[Dataset rows describing interfaces]
*** Block opens ***
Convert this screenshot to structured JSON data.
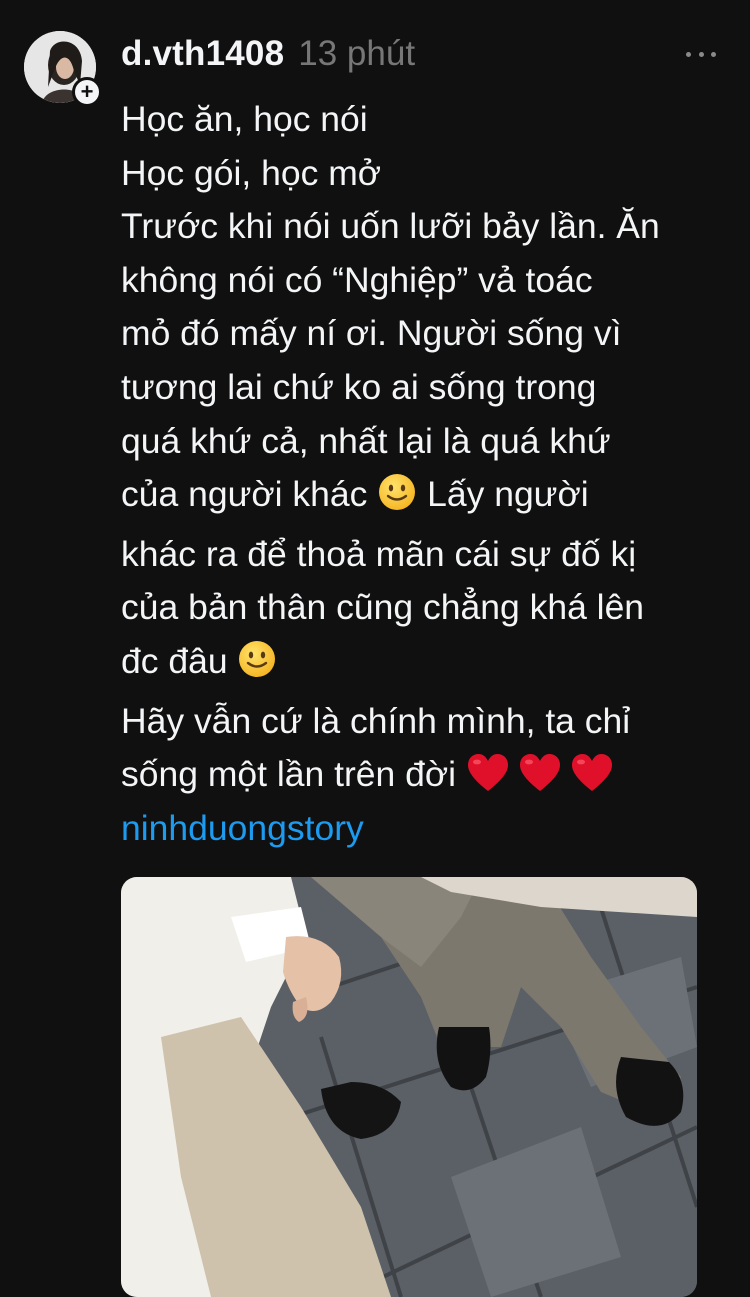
{
  "post": {
    "author": {
      "username": "d.vth1408",
      "timestamp": "13 phút",
      "follow_symbol": "+"
    },
    "text_lines": [
      "Học ăn, học nói",
      "Học gói, học mở",
      "Trước khi nói uốn lưỡi bảy lần. Ăn",
      "không nói có “Nghiệp” vả toác",
      "mỏ đó mấy ní ơi. Người sống vì",
      "tương lai chứ ko ai sống trong",
      "quá khứ cả, nhất lại là quá khứ"
    ],
    "line8_before": "của người khác ",
    "line8_after": " Lấy người",
    "line9": "khác ra để thoả mãn cái sự đố kị",
    "line10": "của bản thân cũng chẳng khá lên",
    "line11_before": "đc đâu ",
    "line12": "Hãy vẫn cứ là chính mình, ta chỉ",
    "line13_before": "sống một lần trên đời ",
    "tag": "ninhduongstory",
    "icons": {
      "emoji": "slightly-smiling-face-icon",
      "heart": "red-heart-icon",
      "more": "more-horizontal-icon"
    },
    "colors": {
      "background": "#101010",
      "text": "#f3f5f7",
      "secondary": "#777777",
      "link": "#1d9bf0",
      "heart": "#e0102a"
    }
  }
}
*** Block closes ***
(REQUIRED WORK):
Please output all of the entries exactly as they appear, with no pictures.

(REPLY):
Convert this screenshot to structured JSON data.
{
  "post": {
    "author": {
      "username": "d.vth1408",
      "timestamp": "13 phút",
      "follow_symbol": "+"
    },
    "text_lines": [
      "Học ăn, học nói",
      "Học gói, học mở",
      "Trước khi nói uốn lưỡi bảy lần. Ăn",
      "không nói có “Nghiệp” vả toác",
      "mỏ đó mấy ní ơi. Người sống vì",
      "tương lai chứ ko ai sống trong",
      "quá khứ cả, nhất lại là quá khứ"
    ],
    "line8_before": "của người khác ",
    "line8_after": " Lấy người",
    "line9": "khác ra để thoả mãn cái sự đố kị",
    "line10": "của bản thân cũng chẳng khá lên",
    "line11_before": "đc đâu ",
    "line12": "Hãy vẫn cứ là chính mình, ta chỉ",
    "line13_before": "sống một lần trên đời ",
    "tag": "ninhduongstory",
    "icons": {
      "emoji": "slightly-smiling-face-icon",
      "heart": "red-heart-icon",
      "more": "more-horizontal-icon"
    },
    "colors": {
      "background": "#101010",
      "text": "#f3f5f7",
      "secondary": "#777777",
      "link": "#1d9bf0",
      "heart": "#e0102a"
    }
  }
}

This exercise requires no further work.